→ **Work instructions**
Among the lines of the data below, count those that hold the word "Down". Answer with the number alone.

Excerpts from an interface dataset
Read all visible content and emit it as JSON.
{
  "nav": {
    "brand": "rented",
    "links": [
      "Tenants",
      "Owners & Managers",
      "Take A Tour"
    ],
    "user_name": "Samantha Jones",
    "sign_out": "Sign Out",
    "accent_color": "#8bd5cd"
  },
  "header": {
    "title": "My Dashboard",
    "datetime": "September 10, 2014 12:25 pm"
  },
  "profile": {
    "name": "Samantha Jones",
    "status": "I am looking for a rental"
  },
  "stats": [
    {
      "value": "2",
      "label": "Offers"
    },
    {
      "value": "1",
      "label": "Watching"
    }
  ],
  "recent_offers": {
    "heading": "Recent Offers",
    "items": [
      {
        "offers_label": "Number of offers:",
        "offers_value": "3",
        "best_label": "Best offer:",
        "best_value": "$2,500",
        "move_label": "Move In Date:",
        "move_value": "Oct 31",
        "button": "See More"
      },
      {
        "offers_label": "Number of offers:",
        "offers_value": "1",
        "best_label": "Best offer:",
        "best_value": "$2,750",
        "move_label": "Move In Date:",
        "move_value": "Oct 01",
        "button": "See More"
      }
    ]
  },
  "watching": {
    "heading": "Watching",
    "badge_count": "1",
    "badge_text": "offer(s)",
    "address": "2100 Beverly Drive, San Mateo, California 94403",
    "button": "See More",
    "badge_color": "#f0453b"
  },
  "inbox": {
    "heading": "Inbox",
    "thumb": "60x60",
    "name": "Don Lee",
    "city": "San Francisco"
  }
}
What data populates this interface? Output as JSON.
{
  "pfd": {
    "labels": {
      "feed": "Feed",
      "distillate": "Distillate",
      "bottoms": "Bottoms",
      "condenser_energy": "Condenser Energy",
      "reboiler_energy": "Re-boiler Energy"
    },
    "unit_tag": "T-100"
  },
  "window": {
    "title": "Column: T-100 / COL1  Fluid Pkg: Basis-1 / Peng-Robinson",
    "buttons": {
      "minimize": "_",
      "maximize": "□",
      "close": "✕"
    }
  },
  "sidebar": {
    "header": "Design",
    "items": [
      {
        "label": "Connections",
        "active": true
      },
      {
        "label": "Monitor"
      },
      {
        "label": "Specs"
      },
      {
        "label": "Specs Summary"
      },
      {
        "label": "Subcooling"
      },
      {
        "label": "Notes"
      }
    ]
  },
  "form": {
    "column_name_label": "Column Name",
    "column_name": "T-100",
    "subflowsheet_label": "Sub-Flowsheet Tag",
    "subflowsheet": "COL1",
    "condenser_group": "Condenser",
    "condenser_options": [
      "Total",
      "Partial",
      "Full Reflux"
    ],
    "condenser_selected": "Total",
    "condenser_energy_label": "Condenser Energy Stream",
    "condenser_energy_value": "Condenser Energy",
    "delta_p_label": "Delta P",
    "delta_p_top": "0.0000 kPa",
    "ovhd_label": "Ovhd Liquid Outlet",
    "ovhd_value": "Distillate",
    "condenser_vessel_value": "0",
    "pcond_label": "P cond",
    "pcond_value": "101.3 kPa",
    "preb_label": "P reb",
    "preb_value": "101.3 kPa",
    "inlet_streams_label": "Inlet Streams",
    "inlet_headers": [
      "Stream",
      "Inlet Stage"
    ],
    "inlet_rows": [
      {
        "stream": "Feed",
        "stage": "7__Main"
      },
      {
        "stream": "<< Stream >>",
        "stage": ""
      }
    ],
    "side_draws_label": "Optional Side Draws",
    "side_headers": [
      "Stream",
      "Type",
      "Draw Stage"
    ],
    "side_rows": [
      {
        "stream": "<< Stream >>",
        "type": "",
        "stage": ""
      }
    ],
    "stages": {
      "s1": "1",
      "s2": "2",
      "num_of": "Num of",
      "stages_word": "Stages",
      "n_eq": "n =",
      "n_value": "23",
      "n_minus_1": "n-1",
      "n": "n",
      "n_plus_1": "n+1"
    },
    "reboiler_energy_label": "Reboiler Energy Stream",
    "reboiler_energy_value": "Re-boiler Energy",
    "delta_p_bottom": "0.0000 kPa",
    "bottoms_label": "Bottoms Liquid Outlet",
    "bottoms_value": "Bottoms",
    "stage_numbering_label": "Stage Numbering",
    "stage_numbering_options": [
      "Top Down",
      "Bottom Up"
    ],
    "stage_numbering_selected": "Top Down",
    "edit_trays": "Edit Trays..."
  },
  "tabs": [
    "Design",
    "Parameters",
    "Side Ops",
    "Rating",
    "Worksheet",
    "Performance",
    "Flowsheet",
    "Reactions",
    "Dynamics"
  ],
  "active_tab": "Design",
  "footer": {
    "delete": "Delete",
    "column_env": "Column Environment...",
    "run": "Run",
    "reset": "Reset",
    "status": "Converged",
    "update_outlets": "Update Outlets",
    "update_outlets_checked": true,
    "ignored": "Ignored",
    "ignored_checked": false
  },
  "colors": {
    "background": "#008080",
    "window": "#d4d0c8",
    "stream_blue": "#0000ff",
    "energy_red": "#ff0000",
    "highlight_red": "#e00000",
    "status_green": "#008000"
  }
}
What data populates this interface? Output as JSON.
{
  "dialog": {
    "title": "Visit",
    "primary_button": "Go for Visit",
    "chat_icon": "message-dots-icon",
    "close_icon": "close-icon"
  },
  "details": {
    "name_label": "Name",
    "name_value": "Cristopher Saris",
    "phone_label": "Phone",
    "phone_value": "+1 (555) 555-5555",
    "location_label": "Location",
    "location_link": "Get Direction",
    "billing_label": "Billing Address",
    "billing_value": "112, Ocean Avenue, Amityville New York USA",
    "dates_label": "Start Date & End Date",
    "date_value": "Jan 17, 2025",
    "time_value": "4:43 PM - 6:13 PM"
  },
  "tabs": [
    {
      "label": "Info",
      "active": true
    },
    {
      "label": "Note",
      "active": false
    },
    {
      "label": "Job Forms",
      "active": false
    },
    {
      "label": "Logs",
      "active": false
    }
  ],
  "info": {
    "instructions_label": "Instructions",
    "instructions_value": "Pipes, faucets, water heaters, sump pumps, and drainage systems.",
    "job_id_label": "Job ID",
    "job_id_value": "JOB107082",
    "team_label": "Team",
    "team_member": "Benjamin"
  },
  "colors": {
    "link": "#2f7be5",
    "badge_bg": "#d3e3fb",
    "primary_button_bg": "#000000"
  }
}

→ **Worked solution**
2